Popular advice to anyone charting a new course—or simply returning to an old, tried and true one—is to write it down. Scripture advises this too. Consider God’s instruction to His people Israel as they prepared to enter the Promised Land:

“Hear, O Israel: The Lord our God, the Lord is one. You shall love the Lord your God with all your heart and with all your soul and with all your might. And these words that I command you today shall be on your heart. You shall teach them diligently to your children, and shall talk of them when you sit in your house, and when you walk by the way, and when you lie down, and when you rise. You shall bind them as a sign on your hand, and they shall be as frontlets between your eyes. You shall write them on the doorposts of your house and on your gates” (Deut. 6:4-9 ESV).

This call to “write them on the doorposts of your house and on your gates” led me to consider the placement of God’s Word in my own home. Shortly after moving into a different apartment last year, I determined to permeate my humble abode with the fragrance of Christ. One of the most life-enhancing things I could do, I thought, would be to keep the Word of God always before me. Not simply an open Bible on the table, though that’s a good start, but something more.

That “something more” turned into a 26-point Scripture-saturated statement I titled “The 830 Resolution”—830 is my apartment number—each action point beginning with a different letter of the alphabet, A to Z. Far from exhaustive in scope, the resolution, now framed and hanging, serves as an ever-present reminder of God’s all-encompassing purpose for my life: to know him and to make him known, to testify with both my life and my lips that Jesus Christ is Lord to the glory of God the Father. It is, in short, a resolution toward godliness.

While the 830 Resolution originates from the perspective of a single male, most of it applies to any believer, in any season of life. I share it here—imperfect as it may be and impossible as it will be for this broken man to always follow—in the hope that it might be of help to someone else, a fellow traveler.

So feel free to make it your own. Re-title it. Pull out sections and replace them with different ones. Or, better yet, start afresh and prayerfully write your own, from A to Z. After all, the source material God provides—the Bible—is vast. His story therein of love and redemption through Christ for fallen and sinful man is a call both to enter into his grace and to shine forth his glory. Make it your story.

And revisit it often. Tuck your resolution in your Bible, stick it to your refrigerator, hang it on a wall. Place it somewhere you’ll see it often, and be reminded of why you’re here and what this life is all about anyway.

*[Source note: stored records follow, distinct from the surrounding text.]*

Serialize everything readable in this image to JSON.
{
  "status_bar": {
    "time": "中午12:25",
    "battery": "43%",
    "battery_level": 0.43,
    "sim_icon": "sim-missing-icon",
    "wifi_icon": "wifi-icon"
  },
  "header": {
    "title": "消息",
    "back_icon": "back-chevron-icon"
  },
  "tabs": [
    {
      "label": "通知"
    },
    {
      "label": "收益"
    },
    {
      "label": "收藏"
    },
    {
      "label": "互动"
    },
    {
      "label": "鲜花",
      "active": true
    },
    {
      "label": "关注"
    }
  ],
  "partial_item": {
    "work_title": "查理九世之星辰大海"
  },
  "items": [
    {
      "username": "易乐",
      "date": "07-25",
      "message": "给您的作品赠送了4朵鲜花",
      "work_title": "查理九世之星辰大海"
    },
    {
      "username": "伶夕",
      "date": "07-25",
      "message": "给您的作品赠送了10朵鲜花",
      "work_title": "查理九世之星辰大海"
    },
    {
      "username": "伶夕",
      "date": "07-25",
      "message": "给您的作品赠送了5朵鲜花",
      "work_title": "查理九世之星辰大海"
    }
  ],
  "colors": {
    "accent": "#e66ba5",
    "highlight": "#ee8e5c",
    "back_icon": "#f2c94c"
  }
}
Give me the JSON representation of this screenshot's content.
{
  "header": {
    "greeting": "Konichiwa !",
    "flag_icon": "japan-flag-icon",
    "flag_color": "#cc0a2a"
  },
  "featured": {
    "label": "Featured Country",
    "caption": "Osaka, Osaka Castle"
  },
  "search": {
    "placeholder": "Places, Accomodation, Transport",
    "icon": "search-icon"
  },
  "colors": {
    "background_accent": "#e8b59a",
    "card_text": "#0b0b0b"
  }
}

As for next year, if by God’s grace another turn of the calendar comes around for me, perhaps I’ll write a new resolution. But maybe not. Quite possibly, no doubt having stumbled and fallen many times along my journey, I’ll just keep these same words hanging on my “830” doorposts for yet another year. Praise God we can always begin again.